Karte von Kurland angefertiget und mit Allerhöchter Genehmigung herausgegeben von dem Kurl. Gouvernements Revisor und Ritter C. Neumann, published in Mitau (Jelgava, Latvia) in 1833 by Verlag von G.A. Reyher and lithographed by B. Herder in Freiburg im Breisgau, Germany, is a large and finely executed map of Courland (corresponding to present-day Latvia), dissected and mounted on linen, featuring a view of the Riga waterfront at the bottom. The map includes details such as towns, pastoral lands, water stations, forests, roads, marshes, and administrative boundaries, with an accounting of specific areas in the region of Courland.

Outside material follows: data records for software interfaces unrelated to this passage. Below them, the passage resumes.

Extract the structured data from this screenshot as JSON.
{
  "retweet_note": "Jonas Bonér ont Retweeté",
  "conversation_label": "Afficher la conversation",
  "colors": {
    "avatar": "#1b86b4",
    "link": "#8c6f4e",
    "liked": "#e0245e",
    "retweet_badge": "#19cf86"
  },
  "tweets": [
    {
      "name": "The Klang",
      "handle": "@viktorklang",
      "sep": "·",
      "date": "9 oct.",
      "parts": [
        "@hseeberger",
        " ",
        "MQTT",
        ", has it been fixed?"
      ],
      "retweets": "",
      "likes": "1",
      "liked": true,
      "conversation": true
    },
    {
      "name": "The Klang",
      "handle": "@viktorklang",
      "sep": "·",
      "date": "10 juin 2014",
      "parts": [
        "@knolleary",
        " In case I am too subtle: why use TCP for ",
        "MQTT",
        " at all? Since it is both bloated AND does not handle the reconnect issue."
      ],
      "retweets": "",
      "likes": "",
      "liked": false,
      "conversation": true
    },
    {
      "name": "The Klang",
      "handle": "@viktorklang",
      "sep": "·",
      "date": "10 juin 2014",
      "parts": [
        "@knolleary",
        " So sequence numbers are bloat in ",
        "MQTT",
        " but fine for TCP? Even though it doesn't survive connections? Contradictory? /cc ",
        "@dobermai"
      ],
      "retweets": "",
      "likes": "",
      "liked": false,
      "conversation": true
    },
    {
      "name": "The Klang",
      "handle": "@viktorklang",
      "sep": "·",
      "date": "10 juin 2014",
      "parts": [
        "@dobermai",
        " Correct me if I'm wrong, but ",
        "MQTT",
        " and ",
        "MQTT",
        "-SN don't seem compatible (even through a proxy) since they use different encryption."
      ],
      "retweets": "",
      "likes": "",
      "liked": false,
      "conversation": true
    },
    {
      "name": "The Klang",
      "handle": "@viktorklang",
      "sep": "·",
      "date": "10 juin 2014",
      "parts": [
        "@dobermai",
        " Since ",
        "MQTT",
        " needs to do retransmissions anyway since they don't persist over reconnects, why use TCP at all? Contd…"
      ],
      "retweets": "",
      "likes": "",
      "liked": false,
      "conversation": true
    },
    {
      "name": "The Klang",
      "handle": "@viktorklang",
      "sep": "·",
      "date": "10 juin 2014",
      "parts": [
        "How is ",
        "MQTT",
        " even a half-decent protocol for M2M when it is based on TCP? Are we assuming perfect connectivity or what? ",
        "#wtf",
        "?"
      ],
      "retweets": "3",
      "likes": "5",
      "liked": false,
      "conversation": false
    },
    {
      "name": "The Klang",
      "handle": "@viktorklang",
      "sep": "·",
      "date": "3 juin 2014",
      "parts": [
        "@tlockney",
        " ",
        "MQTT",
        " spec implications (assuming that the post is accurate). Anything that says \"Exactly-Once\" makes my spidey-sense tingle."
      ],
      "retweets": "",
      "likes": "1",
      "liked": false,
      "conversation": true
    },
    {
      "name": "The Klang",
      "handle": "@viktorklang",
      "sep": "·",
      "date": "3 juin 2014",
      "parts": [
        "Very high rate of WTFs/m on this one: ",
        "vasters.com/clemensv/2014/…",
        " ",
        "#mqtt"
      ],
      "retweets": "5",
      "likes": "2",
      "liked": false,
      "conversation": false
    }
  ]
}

The publication of this map coincides with a period of geopolitical stability and administrative organization in the Baltic provinces, of which Courland was a part. Under the Russian Empire, the early 19th century saw efforts to map and manage the territories with greater precision. The map serves as a testament to these efforts, reflecting the governmental interest in Courland's geographical, administrative, and infrastructural details. The inclusion of the view of the Riga waterfront adds an artistic element that connects the abstracted cartography with a tangible visual experience of the region's most significant city, which is, not incidentally, also at the center of the map.
The technical execution of the map, with its lithographed details, demonstrates the advancement of cartographic techniques during this era. The specific legend, labeling, and categorization present a meticulous understanding of Courland's geography, emphasizing the elements that would have been of particular interest to administrators, landowners, and those involved in local governance. The measurements and delineations of different areas further illustrate the map's focus on quantitative accuracy.
Karte von Kurland stands as an important historical artifact of 19th-century Courland, encapsulating both the region's unique geographical attributes and the broader administrative context within the Russian Empire. By merging the scientific accuracy of its cartographic representation with the aesthetic appeal of its design, this map provides a rich and multifaceted window into Courland's landscape and historical milieu. It embodies a confluence of artistic and scientific principles, reflecting the broader European intellectual and cultural currents of its time.
Rare. No copies are recorded in RBH nor in OldMaps.com. OCLC records examples at the BnF, Herder Institut, and the Bibliotheque Nat & Univ Strasbourg, to this we can add the National Library of Latvia.